:: The task ::
Filter the records below for the word "title". Keep each line that has it.

:: Dataset excerpts ::
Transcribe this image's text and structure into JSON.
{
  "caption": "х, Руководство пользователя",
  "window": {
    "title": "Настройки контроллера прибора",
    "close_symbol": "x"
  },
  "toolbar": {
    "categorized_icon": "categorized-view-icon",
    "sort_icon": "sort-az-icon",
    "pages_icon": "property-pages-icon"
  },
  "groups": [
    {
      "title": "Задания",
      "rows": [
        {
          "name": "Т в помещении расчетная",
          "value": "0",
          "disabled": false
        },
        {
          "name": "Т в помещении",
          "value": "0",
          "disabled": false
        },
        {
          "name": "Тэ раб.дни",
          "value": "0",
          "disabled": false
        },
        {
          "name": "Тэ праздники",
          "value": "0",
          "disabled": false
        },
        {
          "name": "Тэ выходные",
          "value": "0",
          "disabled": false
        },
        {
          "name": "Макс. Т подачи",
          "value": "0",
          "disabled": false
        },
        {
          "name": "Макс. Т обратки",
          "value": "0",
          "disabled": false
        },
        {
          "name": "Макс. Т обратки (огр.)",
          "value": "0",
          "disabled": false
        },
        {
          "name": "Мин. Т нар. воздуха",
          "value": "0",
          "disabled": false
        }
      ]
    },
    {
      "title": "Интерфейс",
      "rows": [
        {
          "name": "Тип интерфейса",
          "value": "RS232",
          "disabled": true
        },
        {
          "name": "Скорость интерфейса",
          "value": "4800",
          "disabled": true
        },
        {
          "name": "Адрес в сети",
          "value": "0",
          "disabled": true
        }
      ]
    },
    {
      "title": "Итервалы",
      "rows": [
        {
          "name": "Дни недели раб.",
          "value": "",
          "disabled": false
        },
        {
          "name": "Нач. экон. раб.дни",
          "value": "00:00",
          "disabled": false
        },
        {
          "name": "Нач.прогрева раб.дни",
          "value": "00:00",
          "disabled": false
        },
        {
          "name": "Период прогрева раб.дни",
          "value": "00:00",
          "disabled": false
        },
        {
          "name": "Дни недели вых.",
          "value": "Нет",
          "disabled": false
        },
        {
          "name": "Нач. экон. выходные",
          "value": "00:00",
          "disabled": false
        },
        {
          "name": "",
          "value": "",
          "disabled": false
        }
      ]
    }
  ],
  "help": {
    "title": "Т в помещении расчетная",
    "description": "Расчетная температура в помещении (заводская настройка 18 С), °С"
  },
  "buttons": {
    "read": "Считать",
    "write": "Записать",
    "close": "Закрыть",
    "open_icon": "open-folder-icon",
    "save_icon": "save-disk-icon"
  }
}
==
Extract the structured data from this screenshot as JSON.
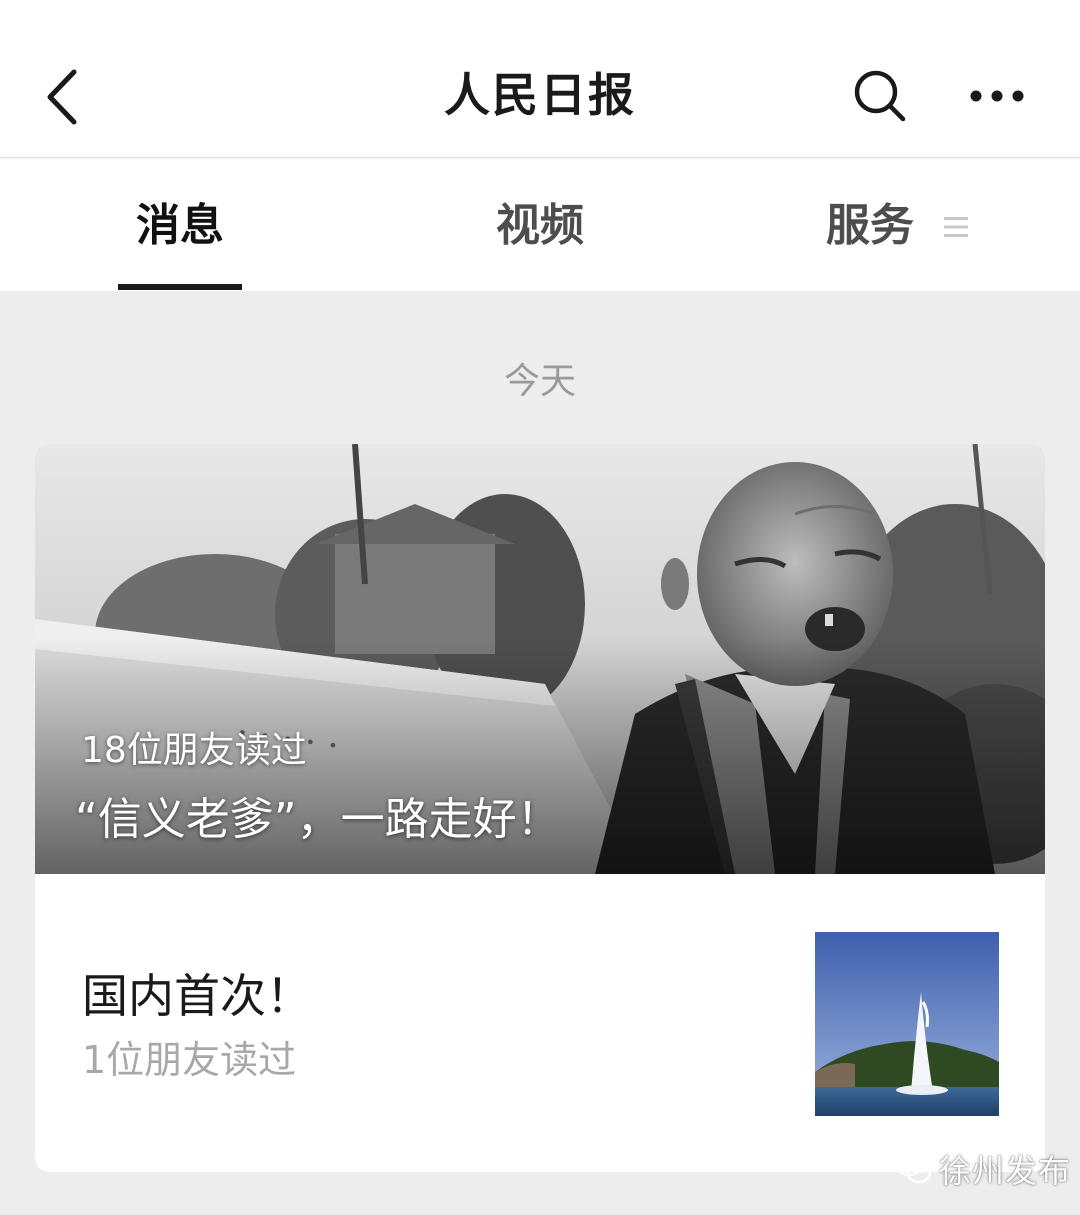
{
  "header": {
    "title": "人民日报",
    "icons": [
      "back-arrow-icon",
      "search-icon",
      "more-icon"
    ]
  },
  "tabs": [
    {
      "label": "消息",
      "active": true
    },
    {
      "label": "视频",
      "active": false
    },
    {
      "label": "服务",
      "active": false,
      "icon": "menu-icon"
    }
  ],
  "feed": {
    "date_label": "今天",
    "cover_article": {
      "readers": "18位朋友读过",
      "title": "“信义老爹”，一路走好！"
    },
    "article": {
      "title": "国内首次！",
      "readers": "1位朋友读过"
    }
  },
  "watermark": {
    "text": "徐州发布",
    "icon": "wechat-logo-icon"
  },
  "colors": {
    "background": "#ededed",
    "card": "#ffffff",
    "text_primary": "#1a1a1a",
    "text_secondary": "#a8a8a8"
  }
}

:: Output of the exercise ::
    "title": "Настройки контроллера прибора",
      "title": "Задания",
      "title": "Интерфейс",
      "title": "Итервалы",
    "title": "Т в помещении расчетная",
    "title": "人民日报",
      "title": "“信义老爹”，一路走好！"
      "title": "国内首次！",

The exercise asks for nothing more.